blessed are the peacemakers

Everyone could feel the concussion of the blast. A wave pulsed out from the exploding shell with such force that no one could ignore the explosion…

Everyone could feel the concussion of the blast.

A wave pulsed out from the exploding shell with such force that no one could ignore the explosion even if you had had time to protect your ears from its splitting boom or shield your eyes from the brilliant flash, which lit up the night sky.

Of course, no one had time; the blast was a surprise. A cacophony of exploding salutes had drawn our attention to an intense fountain of falling light pouring out across the St. Lawrence River from us, over on Ste. Héléne’s Island.

No one noticed in the riot of sound and colour, that one of the mortar tubes behind a protective two-metre-high blast wall had launched a huge chrysanthemum shell.

No one noticed that is until, seemingly right above us, it burst.

A collective gasp rose from the crowd around me on a riverfront strip of asphalt sandwiched between the six lanes of Rue Notre Dame and the tracks of the Montreal Harbour Railway.

Cheers and clapping followed immediately as the golden comet trails died out above us.

Foti International Fireworks, of Australia, put on quite a show the night before last. It was one of the 10 national groups invited to compete in this year’s L’International des Feux Loto-Québec fireworks competition. Each team presents a pyro-musical program of a minimum of 30 minutes, which attempts to synchronize the fireworks to a musical score.

Fortunately it is broadcast by a local radio station for the tens of thousands of us that didn’t pay to sit in the bleachers at the La Ronde amusement park.

An estimated total of 3 million people will have seen this year’s fireworks at La Ronde, lined up on the Jacques Cartier Bridge high above the site, or like me found a place to sit and enjoy the spectacle from the banks of the St. Lawrence River.

About half way through Wednesday’s program a man followed by a woman wearing a hijab with two small children in tow left our area.

Maybe the noise was too much for the kids or they had to quickly find a bathroom. But could the flash and bang reminded them of the conflicts raging across a distant homeland?

Over the last week, several thousand evacuees from Lebanon have arrived in Montreal along with others leaving Israel. Surely some of them were among the tens of thousands watching the Australians light up the Quebec night sky.

How would they see it; as a beautiful display of creativity or a reminder of the horror they left behind?

The cost of the average of 4,000 to 5,000 comets, girandolas, dahlia shells, fireflys and the scores of other pyrotechnic devices used per show certainly doesn’t come close to an F-18 payload of the bunker buster bombs.

One on-line site had the cost per bomb, a load of which the USA is sending this week to Israel, at US$147,500 without the shipping included.

Of course the F-18 costs more than $32 million depending on the frills and extras ordered.

Last month the Harvard Magazine,, ran an

article entitled the $2-Trillion War. In it author Craig Lambert, reports on a study by Linda Bilmes, a lecturer at Harvard’s Kennedy School of Government, that placed the full cost of the Iraq War at that astronomical US-economy-damaging sum.

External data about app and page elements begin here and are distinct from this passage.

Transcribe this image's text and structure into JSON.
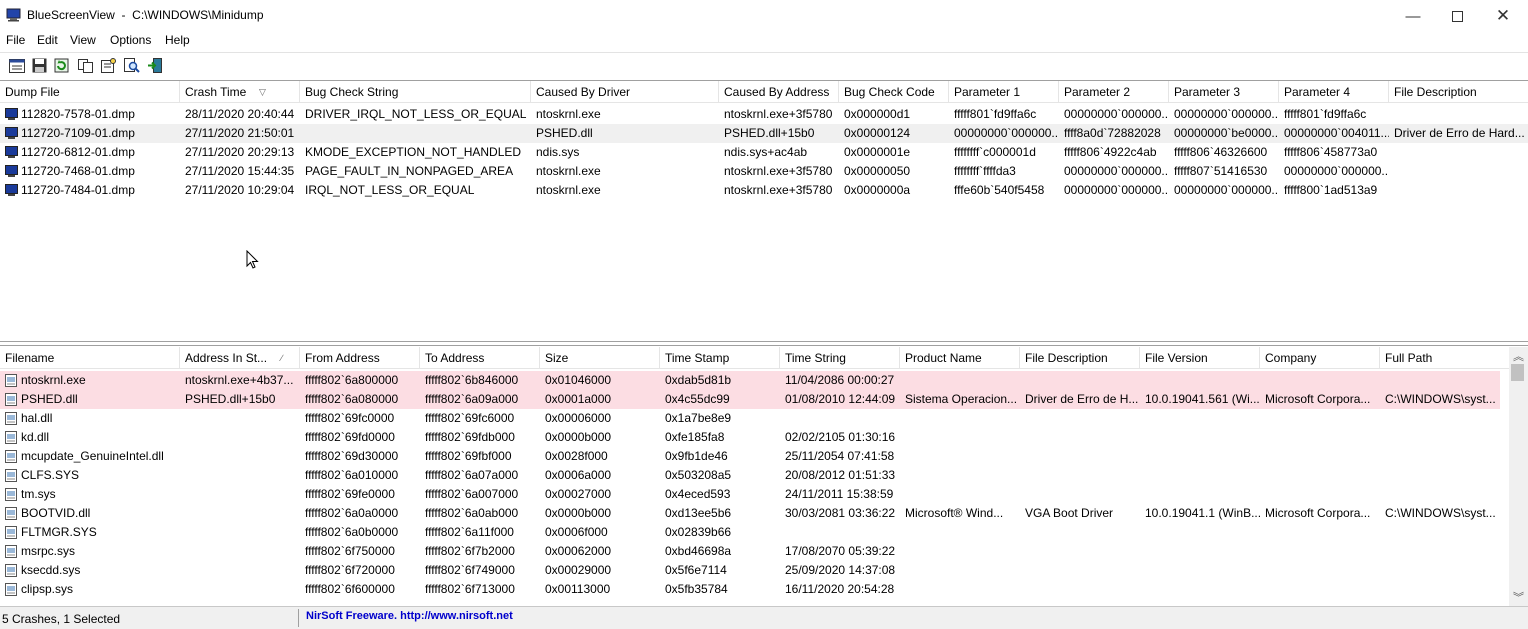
{
  "window": {
    "title": "BlueScreenView  -  C:\\WINDOWS\\Minidump",
    "icons": [
      "app-bluescreen-icon",
      "minimize-icon",
      "maximize-icon",
      "close-icon"
    ]
  },
  "menu": [
    "File",
    "Edit",
    "View",
    "Options",
    "Help"
  ],
  "toolbar": {
    "icons": [
      "html-report-icon",
      "save-icon",
      "refresh-icon",
      "copy-icon",
      "properties-icon",
      "find-icon",
      "exit-icon"
    ]
  },
  "crashes": {
    "columns": [
      "Dump File",
      "Crash Time",
      "Bug Check String",
      "Caused By Driver",
      "Caused By Address",
      "Bug Check Code",
      "Parameter 1",
      "Parameter 2",
      "Parameter 3",
      "Parameter 4",
      "File Description"
    ],
    "rows": [
      [
        "112820-7578-01.dmp",
        "28/11/2020 20:40:44",
        "DRIVER_IRQL_NOT_LESS_OR_EQUAL",
        "ntoskrnl.exe",
        "ntoskrnl.exe+3f5780",
        "0x000000d1",
        "fffff801`fd9ffa6c",
        "00000000`000000...",
        "00000000`000000...",
        "fffff801`fd9ffa6c",
        ""
      ],
      [
        "112720-7109-01.dmp",
        "27/11/2020 21:50:01",
        "",
        "PSHED.dll",
        "PSHED.dll+15b0",
        "0x00000124",
        "00000000`000000...",
        "ffff8a0d`72882028",
        "00000000`be0000...",
        "00000000`004011...",
        "Driver de Erro de Hard..."
      ],
      [
        "112720-6812-01.dmp",
        "27/11/2020 20:29:13",
        "KMODE_EXCEPTION_NOT_HANDLED",
        "ndis.sys",
        "ndis.sys+ac4ab",
        "0x0000001e",
        "ffffffff`c000001d",
        "fffff806`4922c4ab",
        "fffff806`46326600",
        "fffff806`458773a0",
        ""
      ],
      [
        "112720-7468-01.dmp",
        "27/11/2020 15:44:35",
        "PAGE_FAULT_IN_NONPAGED_AREA",
        "ntoskrnl.exe",
        "ntoskrnl.exe+3f5780",
        "0x00000050",
        "ffffffff`ffffda3",
        "00000000`000000...",
        "fffff807`51416530",
        "00000000`000000...",
        ""
      ],
      [
        "112720-7484-01.dmp",
        "27/11/2020 10:29:04",
        "IRQL_NOT_LESS_OR_EQUAL",
        "ntoskrnl.exe",
        "ntoskrnl.exe+3f5780",
        "0x0000000a",
        "fffe60b`540f5458",
        "00000000`000000...",
        "00000000`000000...",
        "fffff800`1ad513a9",
        ""
      ]
    ]
  },
  "drivers": {
    "columns": [
      "Filename",
      "Address In St...",
      "From Address",
      "To Address",
      "Size",
      "Time Stamp",
      "Time String",
      "Product Name",
      "File Description",
      "File Version",
      "Company",
      "Full Path"
    ],
    "rows": [
      [
        "ntoskrnl.exe",
        "ntoskrnl.exe+4b37...",
        "fffff802`6a800000",
        "fffff802`6b846000",
        "0x01046000",
        "0xdab5d81b",
        "11/04/2086 00:00:27",
        "",
        "",
        "",
        "",
        ""
      ],
      [
        "PSHED.dll",
        "PSHED.dll+15b0",
        "fffff802`6a080000",
        "fffff802`6a09a000",
        "0x0001a000",
        "0x4c55dc99",
        "01/08/2010 12:44:09",
        "Sistema Operacion...",
        "Driver de Erro de H...",
        "10.0.19041.561 (Wi...",
        "Microsoft Corpora...",
        "C:\\WINDOWS\\syst..."
      ],
      [
        "hal.dll",
        "",
        "fffff802`69fc0000",
        "fffff802`69fc6000",
        "0x00006000",
        "0x1a7be8e9",
        "",
        "",
        "",
        "",
        "",
        ""
      ],
      [
        "kd.dll",
        "",
        "fffff802`69fd0000",
        "fffff802`69fdb000",
        "0x0000b000",
        "0xfe185fa8",
        "02/02/2105 01:30:16",
        "",
        "",
        "",
        "",
        ""
      ],
      [
        "mcupdate_GenuineIntel.dll",
        "",
        "fffff802`69d30000",
        "fffff802`69fbf000",
        "0x0028f000",
        "0x9fb1de46",
        "25/11/2054 07:41:58",
        "",
        "",
        "",
        "",
        ""
      ],
      [
        "CLFS.SYS",
        "",
        "fffff802`6a010000",
        "fffff802`6a07a000",
        "0x0006a000",
        "0x503208a5",
        "20/08/2012 01:51:33",
        "",
        "",
        "",
        "",
        ""
      ],
      [
        "tm.sys",
        "",
        "fffff802`69fe0000",
        "fffff802`6a007000",
        "0x00027000",
        "0x4eced593",
        "24/11/2011 15:38:59",
        "",
        "",
        "",
        "",
        ""
      ],
      [
        "BOOTVID.dll",
        "",
        "fffff802`6a0a0000",
        "fffff802`6a0ab000",
        "0x0000b000",
        "0xd13ee5b6",
        "30/03/2081 03:36:22",
        "Microsoft® Wind...",
        "VGA Boot Driver",
        "10.0.19041.1 (WinB...",
        "Microsoft Corpora...",
        "C:\\WINDOWS\\syst..."
      ],
      [
        "FLTMGR.SYS",
        "",
        "fffff802`6a0b0000",
        "fffff802`6a11f000",
        "0x0006f000",
        "0x02839b66",
        "",
        "",
        "",
        "",
        "",
        ""
      ],
      [
        "msrpc.sys",
        "",
        "fffff802`6f750000",
        "fffff802`6f7b2000",
        "0x00062000",
        "0xbd46698a",
        "17/08/2070 05:39:22",
        "",
        "",
        "",
        "",
        ""
      ],
      [
        "ksecdd.sys",
        "",
        "fffff802`6f720000",
        "fffff802`6f749000",
        "0x00029000",
        "0x5f6e7114",
        "25/09/2020 14:37:08",
        "",
        "",
        "",
        "",
        ""
      ],
      [
        "clipsp.sys",
        "",
        "fffff802`6f600000",
        "fffff802`6f713000",
        "0x00113000",
        "0x5fb35784",
        "16/11/2020 20:54:28",
        "",
        "",
        "",
        "",
        ""
      ]
    ]
  },
  "status": {
    "summary": "5 Crashes, 1 Selected",
    "link": "NirSoft Freeware.  http://www.nirsoft.net"
  },
  "colors": {
    "pink_row": "#fcdde3",
    "selected_row": "#f0f0f0",
    "link": "#0000cc"
  }
}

“Say you spent $500 billion and you bought a war,” Bilmes argues. “What would have happened if you had spent $500 billion and bought something else?

“That money might have gone into investments — in infrastructure like roads, for example, that would have stimulated the American economy more in the short run, and would also have long-term growth benefits.

In the authors’ “moderate” scenario, the combination of expenditure switching from civilian to war outlays ($200 billion) and growth impacts ($250 billion) drains $450 billion from the economy.

“It’s hard to imagine any way of spending that money that would have a less positive impact on the US economy,” Bilmes laments.

That was Iraq. How about Lebanon? Countless homes and businesses damaged or destroyed; bridges, airports, and other infrastructure bombed, plus social services like hospitals put out of commission, what is the total going to be there?

“We know the cost is in billions,” a Lebanese government spokesperson noted this week. “But it’s very difficult to estimate more precisely because there are many places we can’t reach.”

If our leaders can’t find an alternative to war maybe we need to find new leaders.

Many peace groups such as the Christian Peacemakers,, Project Ploughshares,, Pax Christi, and others deserve our support in the quest for an enduring piece.

The fireworks display ended with an exciting, sky-filling barrage of huge multi-coloured shells with golden, strobing pistils and cheers from all of us.

If we could, hopefully, just learn to co-exist peacefully, maybe, just maybe, we won’t go out with a bang.